There are a few things your school district offers that you probably don't even know about. Let me tell you about them.
Many not all districts have a parent education and training center. This center is run by parents. Most of whom have a special needs child. They can offer information about IEP prep. (They cannot come with you) They typically have a library that parents can borrow books about just about any disability you can think of.
A few districts have a Special Needs PTA. I believe our state has maybe 3 districts that do. SEPTA is pretty much like the regular PTA except for the activities they put on. While school PTA's are specific for their school. SEPTA serves the whole district. They tend to pair with the parent center to provide different training and events for the districts special needs community. They cover many topics specific to special needs families.
The third organization I am going to talk about ALL districts have. It is a federal mandate that they have Sped Advisory Committee. This committees main purpose is to find and advise the school board of unmet needs in the district.
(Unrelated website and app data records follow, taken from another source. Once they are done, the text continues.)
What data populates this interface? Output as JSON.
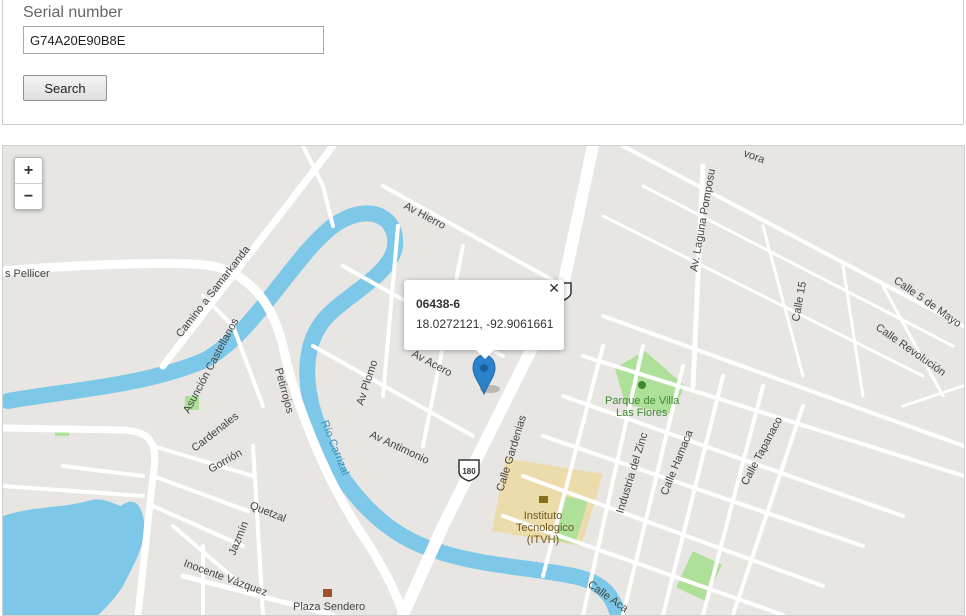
{
  "form": {
    "serial_label": "Serial number",
    "serial_value": "G74A20E90B8E",
    "search_label": "Search"
  },
  "map": {
    "zoom_in": "+",
    "zoom_out": "−",
    "popup": {
      "close": "✕",
      "id": "06438-6",
      "coords": "18.0272121, -92.9061661"
    },
    "labels": {
      "pellicer": "s Pellicer",
      "samarkanda": "Camino a Samarkanda",
      "hierro": "Av Hierro",
      "acero": "Av Acero",
      "plomo": "Av Plomo",
      "antimonio": "Av Antimonio",
      "rio": "Río Carrizal",
      "castellanos": "Asunción Castellanos",
      "petirrojos": "Petirrojos",
      "cardenales": "Cardenales",
      "gorrion": "Gorrión",
      "quetzal": "Quetzal",
      "jazmin": "Jazmín",
      "inocente": "Inocente Vázquez",
      "plaza": "Plaza Sendero",
      "laguna": "Av. Laguna Pomposu",
      "calle15": "Calle 15",
      "calle5mayo": "Calle 5 de Mayo",
      "revolucion": "Calle Revolución",
      "parque1": "Parque de Villa",
      "parque2": "Las Flores",
      "gardenias": "Calle Gardenias",
      "zinc": "Industria del Zinc",
      "hamaca": "Calle Hamaca",
      "tapanaco": "Calle Tapanaco",
      "instituto1": "Instituto",
      "instituto2": "Tecnologico",
      "instituto3": "(ITVH)",
      "aca": "Calle Aca",
      "vora": "vora",
      "highway": "180"
    }
  }
}
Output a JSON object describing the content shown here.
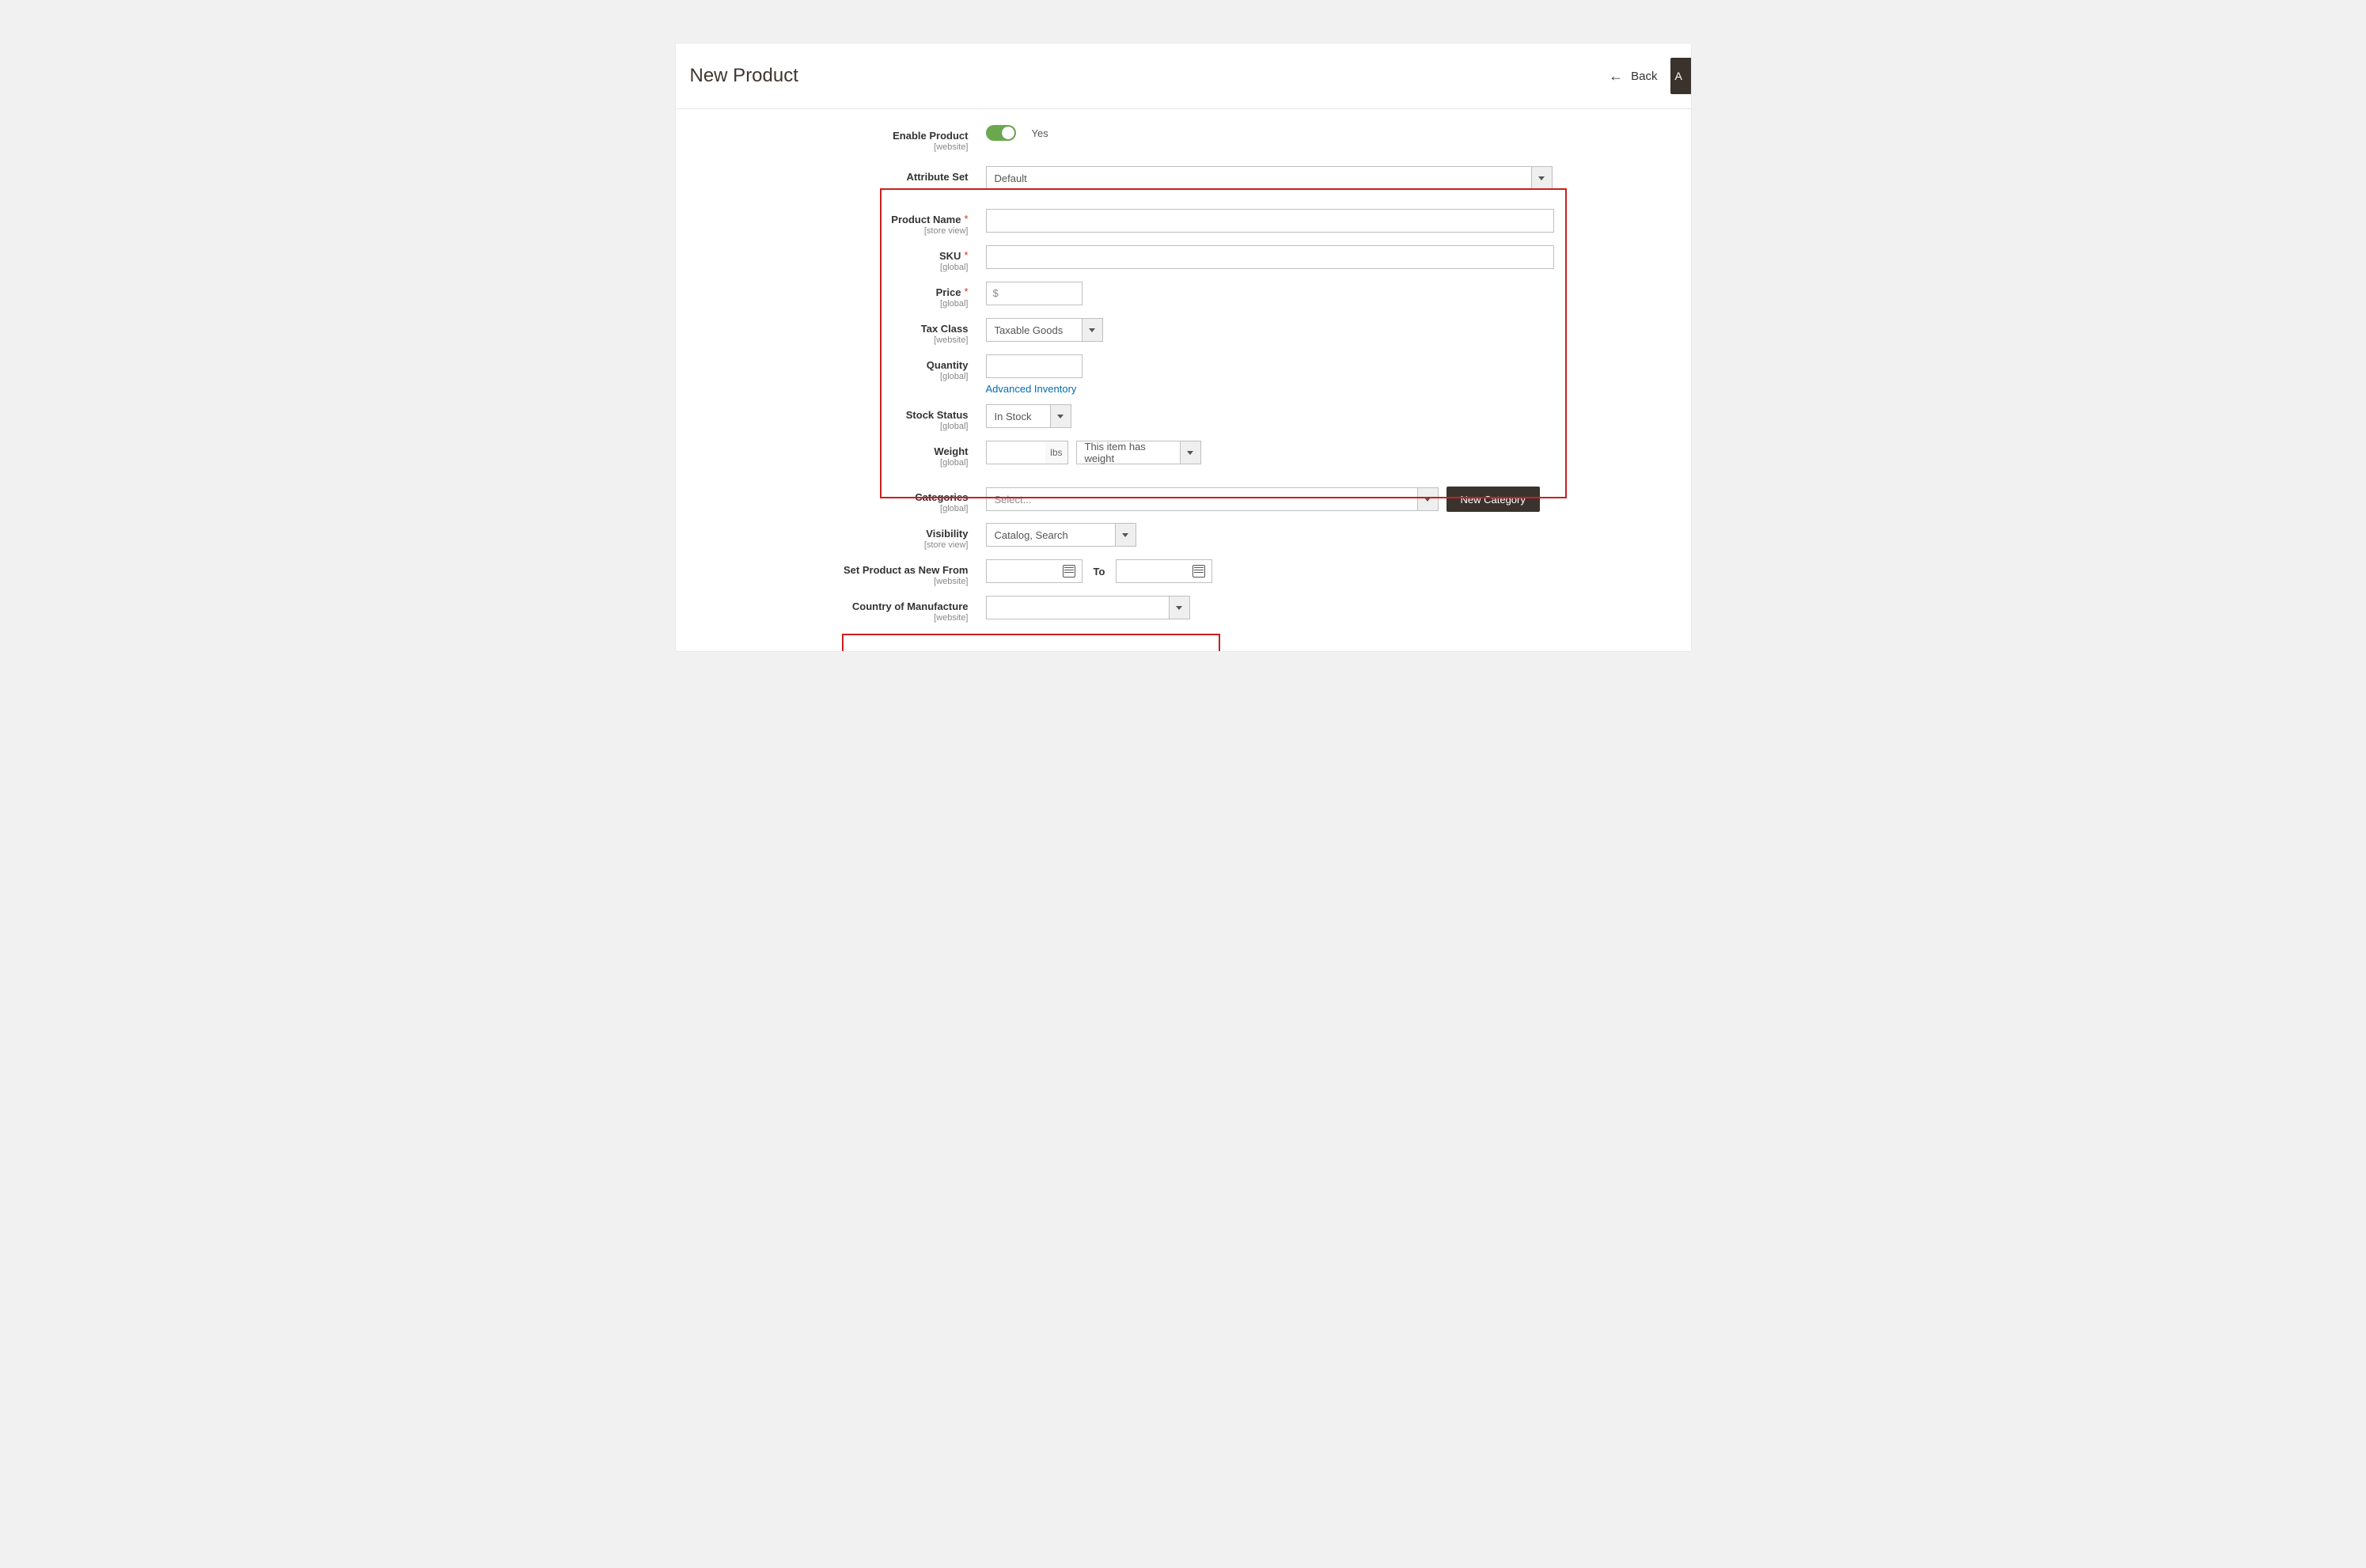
{
  "header": {
    "title": "New Product",
    "back_label": "Back",
    "save_edge_label": "A"
  },
  "fields": {
    "enable_product": {
      "label": "Enable Product",
      "scope": "[website]",
      "value": "Yes"
    },
    "attribute_set": {
      "label": "Attribute Set",
      "value": "Default"
    },
    "product_name": {
      "label": "Product Name",
      "scope": "[store view]",
      "value": ""
    },
    "sku": {
      "label": "SKU",
      "scope": "[global]",
      "value": ""
    },
    "price": {
      "label": "Price",
      "scope": "[global]",
      "currency": "$",
      "value": ""
    },
    "tax_class": {
      "label": "Tax Class",
      "scope": "[website]",
      "value": "Taxable Goods"
    },
    "quantity": {
      "label": "Quantity",
      "scope": "[global]",
      "value": "",
      "advanced_link": "Advanced Inventory"
    },
    "stock_status": {
      "label": "Stock Status",
      "scope": "[global]",
      "value": "In Stock"
    },
    "weight": {
      "label": "Weight",
      "scope": "[global]",
      "unit": "lbs",
      "value": "",
      "type_value": "This item has weight"
    },
    "categories": {
      "label": "Categories",
      "scope": "[global]",
      "placeholder": "Select...",
      "new_category_btn": "New Category"
    },
    "visibility": {
      "label": "Visibility",
      "scope": "[store view]",
      "value": "Catalog, Search"
    },
    "set_new_from": {
      "label": "Set Product as New From",
      "scope": "[website]",
      "to_label": "To",
      "from_value": "",
      "to_value": ""
    },
    "country": {
      "label": "Country of Manufacture",
      "scope": "[website]",
      "value": ""
    }
  }
}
They also deal with parent concerns. The meetings are open to the public. I will tell you many limit the amount of time a non member can speak. The committee is made up of a school board adviser, a district adviser, parents, and other school staff. Only non district employees can be voting members. District employees only serve as advisers and may not out number voting members. Voting members are appointed by the school board. They advise the school board. Ours was integral a few years back in getting paras autism trained. While they did not make it happen they got on board with it and let the school board know yes this was something greatly needed in the district.
To find out about these organizations, what they do in your district, and how to contact: check out your districts website or call and ask. Not all district websites are user friendly. I know ours is multiple clicks to find anything on it. If you have a Parent training center call them and ask them what other organizations serve the special needs population of the district.